What is required: Scan the records for the string "title" and state how many lines contain it, using the number alone.

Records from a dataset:

= = = =

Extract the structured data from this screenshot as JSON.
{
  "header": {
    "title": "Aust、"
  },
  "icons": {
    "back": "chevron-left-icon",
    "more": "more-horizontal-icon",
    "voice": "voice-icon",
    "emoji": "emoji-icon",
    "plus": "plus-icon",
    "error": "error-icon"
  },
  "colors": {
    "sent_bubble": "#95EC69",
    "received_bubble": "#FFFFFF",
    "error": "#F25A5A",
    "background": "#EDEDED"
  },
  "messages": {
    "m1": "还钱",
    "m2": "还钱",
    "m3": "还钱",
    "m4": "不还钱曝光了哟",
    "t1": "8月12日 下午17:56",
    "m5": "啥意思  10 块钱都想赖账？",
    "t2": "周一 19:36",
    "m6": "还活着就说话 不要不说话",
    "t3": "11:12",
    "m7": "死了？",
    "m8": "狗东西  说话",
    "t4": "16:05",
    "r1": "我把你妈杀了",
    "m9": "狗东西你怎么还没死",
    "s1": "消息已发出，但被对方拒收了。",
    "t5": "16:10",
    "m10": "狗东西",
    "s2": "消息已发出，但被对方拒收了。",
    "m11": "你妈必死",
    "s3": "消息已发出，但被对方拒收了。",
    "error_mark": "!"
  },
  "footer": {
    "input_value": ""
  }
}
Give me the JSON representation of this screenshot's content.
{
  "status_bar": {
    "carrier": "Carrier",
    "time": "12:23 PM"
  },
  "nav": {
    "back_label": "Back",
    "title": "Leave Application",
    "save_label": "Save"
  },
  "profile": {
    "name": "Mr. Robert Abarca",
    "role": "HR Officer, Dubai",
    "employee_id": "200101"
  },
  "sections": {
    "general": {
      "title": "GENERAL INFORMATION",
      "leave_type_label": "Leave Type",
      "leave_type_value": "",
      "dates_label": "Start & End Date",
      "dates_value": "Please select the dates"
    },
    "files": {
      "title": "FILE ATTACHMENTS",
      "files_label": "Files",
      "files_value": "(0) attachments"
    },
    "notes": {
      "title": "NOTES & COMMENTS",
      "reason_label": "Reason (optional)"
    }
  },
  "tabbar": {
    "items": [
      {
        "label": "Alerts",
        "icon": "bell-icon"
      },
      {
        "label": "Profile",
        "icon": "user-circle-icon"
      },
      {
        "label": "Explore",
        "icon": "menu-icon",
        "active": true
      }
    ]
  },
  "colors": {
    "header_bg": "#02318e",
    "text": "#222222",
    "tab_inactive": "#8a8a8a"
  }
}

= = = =

Answer space: 5